- [Exercise instructions]
Within the data below, copy each line where the string "image" is found.

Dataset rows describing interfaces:
+ + +
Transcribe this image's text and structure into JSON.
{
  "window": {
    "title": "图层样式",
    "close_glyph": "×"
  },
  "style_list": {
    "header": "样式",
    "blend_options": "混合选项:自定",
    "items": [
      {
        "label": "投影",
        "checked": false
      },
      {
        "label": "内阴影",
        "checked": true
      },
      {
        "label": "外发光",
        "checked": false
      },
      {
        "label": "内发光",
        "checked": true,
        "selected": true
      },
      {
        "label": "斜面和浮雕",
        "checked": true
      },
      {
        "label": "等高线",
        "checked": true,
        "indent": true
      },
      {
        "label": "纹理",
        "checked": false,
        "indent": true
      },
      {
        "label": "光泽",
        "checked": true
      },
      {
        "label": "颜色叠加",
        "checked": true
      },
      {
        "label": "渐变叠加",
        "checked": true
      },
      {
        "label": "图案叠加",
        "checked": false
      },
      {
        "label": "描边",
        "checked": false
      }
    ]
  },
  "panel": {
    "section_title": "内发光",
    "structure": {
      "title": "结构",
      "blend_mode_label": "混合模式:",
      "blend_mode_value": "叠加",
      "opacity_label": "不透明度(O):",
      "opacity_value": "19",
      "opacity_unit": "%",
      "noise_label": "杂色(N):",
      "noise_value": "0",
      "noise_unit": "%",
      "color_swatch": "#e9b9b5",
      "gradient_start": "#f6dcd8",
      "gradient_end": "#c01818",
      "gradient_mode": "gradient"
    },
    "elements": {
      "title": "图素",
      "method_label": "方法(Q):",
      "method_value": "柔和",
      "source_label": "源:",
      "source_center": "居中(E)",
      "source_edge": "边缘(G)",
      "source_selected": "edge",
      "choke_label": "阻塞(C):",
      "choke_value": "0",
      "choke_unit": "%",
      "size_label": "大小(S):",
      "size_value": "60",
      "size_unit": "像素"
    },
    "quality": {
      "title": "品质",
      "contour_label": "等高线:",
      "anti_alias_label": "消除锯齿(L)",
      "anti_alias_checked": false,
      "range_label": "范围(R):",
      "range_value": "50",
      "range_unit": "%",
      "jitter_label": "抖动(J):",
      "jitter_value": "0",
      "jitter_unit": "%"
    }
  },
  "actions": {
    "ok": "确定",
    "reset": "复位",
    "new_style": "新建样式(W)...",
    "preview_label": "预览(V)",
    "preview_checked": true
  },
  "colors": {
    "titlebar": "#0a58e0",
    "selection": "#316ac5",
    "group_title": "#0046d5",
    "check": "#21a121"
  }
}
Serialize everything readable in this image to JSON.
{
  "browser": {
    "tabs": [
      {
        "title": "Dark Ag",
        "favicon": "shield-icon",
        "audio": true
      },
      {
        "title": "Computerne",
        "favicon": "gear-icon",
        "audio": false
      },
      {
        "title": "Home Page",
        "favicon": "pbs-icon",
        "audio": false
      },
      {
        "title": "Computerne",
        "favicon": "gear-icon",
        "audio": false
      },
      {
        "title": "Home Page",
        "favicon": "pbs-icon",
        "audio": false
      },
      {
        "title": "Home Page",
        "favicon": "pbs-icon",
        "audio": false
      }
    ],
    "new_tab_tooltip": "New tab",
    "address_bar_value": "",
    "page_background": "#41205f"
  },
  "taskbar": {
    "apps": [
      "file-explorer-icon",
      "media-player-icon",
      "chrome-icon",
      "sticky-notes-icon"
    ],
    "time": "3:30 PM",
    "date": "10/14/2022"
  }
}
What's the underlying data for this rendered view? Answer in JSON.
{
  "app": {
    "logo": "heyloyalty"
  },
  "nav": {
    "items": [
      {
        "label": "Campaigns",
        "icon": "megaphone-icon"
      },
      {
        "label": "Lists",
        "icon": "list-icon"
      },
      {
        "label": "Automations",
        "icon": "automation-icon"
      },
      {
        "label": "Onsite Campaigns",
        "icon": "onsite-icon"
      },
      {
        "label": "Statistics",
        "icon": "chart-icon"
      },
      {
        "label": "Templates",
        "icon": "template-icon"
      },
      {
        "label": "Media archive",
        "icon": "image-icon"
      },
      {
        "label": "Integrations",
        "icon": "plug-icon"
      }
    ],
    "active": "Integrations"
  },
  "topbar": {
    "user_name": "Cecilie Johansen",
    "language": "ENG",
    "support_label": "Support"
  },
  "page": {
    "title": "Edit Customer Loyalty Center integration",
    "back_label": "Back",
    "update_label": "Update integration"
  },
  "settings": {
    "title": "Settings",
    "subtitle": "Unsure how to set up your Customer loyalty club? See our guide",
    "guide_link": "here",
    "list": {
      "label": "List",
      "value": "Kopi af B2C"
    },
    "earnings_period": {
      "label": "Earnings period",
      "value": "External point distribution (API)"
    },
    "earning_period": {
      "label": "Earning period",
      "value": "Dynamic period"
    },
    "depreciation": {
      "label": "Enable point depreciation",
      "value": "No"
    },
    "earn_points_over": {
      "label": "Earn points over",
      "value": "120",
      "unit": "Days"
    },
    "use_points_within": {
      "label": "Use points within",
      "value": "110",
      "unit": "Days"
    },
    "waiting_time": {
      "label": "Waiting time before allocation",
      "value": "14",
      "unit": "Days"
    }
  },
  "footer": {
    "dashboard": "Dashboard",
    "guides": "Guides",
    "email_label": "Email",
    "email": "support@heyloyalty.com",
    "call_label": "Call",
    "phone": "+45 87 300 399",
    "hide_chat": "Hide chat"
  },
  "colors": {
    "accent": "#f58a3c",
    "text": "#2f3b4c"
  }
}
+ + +
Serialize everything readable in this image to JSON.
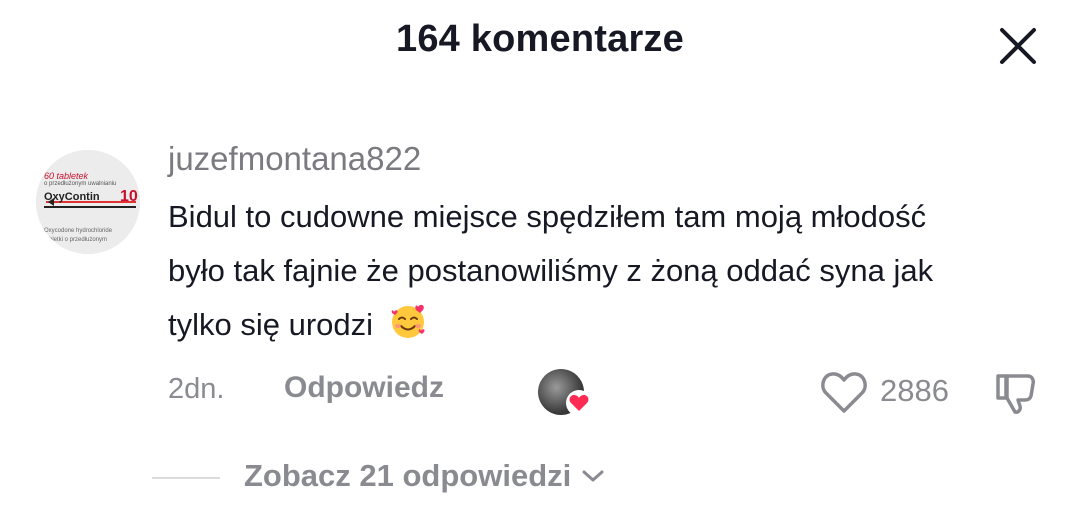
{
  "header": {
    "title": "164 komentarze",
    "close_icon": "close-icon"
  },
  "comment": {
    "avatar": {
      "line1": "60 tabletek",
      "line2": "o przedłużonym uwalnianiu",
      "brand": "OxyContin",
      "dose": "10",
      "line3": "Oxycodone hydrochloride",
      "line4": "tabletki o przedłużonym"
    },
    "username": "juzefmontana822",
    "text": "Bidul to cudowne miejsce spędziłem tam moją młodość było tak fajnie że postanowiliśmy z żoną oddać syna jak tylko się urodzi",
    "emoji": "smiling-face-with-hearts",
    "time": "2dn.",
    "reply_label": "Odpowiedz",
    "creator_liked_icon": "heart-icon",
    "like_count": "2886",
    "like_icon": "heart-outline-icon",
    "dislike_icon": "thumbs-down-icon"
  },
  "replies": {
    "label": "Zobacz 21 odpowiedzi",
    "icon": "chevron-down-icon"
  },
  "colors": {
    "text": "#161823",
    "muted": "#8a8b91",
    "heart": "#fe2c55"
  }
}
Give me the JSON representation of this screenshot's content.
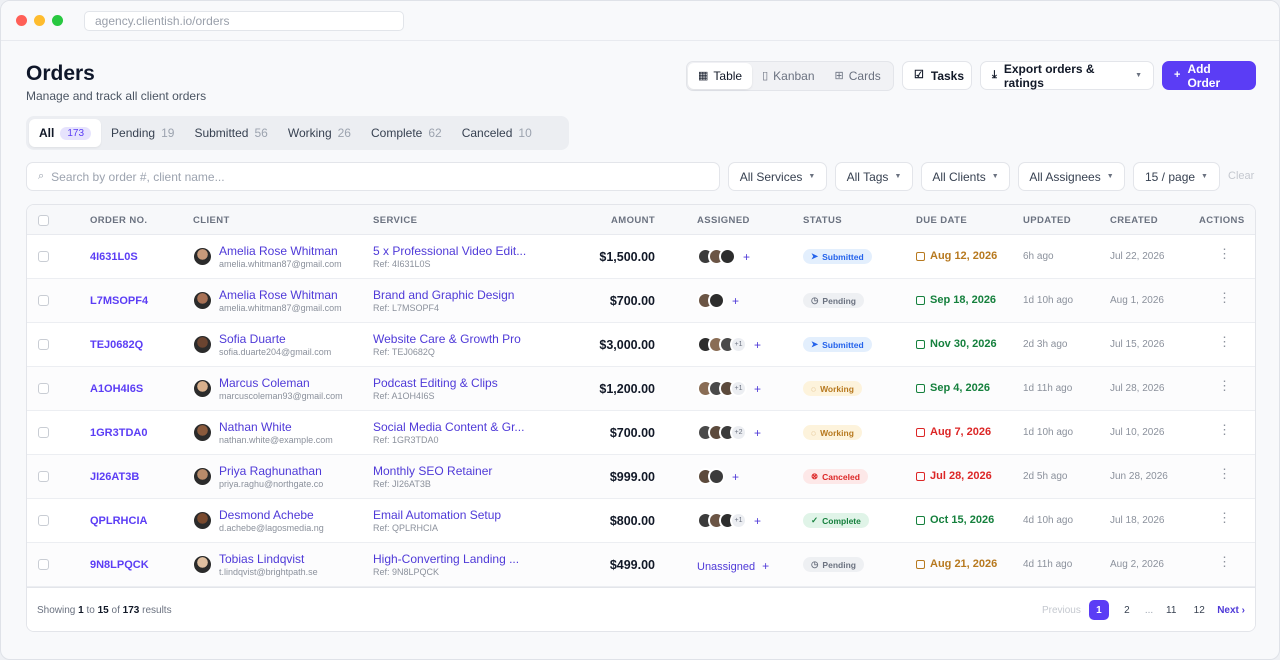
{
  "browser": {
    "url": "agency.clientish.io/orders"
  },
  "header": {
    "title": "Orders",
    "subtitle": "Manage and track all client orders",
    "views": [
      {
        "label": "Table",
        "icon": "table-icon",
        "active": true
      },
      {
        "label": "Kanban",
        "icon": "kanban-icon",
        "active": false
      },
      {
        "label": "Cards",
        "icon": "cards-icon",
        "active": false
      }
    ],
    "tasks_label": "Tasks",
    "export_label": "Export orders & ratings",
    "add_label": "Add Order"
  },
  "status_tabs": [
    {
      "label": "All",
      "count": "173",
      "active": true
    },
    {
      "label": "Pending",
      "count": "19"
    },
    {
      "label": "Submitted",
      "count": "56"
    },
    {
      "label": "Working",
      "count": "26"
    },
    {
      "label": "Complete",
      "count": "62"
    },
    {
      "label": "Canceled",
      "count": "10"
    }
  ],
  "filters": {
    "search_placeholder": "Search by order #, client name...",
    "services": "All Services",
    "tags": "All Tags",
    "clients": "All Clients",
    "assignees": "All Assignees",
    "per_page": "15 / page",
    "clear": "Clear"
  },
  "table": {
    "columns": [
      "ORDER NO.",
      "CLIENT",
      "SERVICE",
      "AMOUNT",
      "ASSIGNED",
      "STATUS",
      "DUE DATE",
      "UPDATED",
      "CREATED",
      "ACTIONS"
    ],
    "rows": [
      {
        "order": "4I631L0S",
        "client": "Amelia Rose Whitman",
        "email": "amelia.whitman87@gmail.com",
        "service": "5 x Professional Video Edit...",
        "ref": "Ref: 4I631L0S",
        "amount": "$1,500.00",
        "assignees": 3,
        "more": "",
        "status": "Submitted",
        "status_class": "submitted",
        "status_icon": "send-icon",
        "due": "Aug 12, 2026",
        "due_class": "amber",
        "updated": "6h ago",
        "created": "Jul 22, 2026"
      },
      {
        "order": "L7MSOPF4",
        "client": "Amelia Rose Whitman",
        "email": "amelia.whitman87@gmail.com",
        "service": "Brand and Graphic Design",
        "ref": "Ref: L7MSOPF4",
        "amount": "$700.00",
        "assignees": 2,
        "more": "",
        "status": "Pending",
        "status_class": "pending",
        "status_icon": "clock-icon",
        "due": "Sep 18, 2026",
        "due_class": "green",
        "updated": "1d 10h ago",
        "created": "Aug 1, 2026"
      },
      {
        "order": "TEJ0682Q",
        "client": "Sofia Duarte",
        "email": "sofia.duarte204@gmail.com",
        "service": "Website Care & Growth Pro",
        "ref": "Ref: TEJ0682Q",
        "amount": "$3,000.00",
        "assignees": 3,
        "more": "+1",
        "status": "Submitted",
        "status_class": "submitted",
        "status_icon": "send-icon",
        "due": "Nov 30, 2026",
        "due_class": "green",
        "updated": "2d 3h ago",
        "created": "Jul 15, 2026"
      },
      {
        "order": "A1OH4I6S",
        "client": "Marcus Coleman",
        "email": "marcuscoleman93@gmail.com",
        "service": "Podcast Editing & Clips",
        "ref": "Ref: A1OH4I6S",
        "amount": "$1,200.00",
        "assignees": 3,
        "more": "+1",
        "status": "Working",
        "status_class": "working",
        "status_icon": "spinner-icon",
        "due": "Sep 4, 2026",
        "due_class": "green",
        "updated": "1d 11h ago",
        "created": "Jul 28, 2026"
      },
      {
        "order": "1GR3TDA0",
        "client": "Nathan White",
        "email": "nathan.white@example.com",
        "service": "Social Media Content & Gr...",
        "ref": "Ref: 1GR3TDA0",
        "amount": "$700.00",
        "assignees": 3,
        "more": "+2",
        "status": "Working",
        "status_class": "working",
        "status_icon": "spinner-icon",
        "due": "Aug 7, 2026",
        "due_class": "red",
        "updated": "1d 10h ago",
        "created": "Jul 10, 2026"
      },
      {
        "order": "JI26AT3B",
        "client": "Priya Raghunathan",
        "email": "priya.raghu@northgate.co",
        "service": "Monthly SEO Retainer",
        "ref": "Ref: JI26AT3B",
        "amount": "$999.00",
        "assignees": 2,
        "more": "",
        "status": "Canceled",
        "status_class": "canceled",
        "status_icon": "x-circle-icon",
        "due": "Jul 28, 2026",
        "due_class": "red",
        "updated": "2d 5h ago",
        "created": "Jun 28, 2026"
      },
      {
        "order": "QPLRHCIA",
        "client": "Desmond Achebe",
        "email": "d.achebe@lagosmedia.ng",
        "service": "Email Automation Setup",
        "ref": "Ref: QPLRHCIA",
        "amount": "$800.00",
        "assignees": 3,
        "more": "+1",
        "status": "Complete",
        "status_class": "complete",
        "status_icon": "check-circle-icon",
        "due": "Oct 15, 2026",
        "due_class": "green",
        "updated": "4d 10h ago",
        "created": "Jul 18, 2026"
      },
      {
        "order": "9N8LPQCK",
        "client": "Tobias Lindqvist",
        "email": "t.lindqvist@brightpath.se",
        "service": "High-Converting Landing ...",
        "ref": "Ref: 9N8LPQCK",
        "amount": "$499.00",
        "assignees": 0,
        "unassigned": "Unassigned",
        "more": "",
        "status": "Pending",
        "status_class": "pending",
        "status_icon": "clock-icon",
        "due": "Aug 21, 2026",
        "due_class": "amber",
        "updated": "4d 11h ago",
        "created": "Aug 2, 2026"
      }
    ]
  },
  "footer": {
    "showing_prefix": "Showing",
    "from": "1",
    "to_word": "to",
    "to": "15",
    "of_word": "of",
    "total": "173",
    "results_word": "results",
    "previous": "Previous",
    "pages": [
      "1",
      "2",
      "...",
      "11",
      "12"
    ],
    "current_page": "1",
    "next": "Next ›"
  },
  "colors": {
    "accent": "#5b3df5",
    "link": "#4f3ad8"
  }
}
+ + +
- [Written reply]
Transcribe this image's text and structure into JSON.
Serialize everything readable in this image to JSON.
        "icon": "image-icon"
Serialize everything readable in this image to JSON.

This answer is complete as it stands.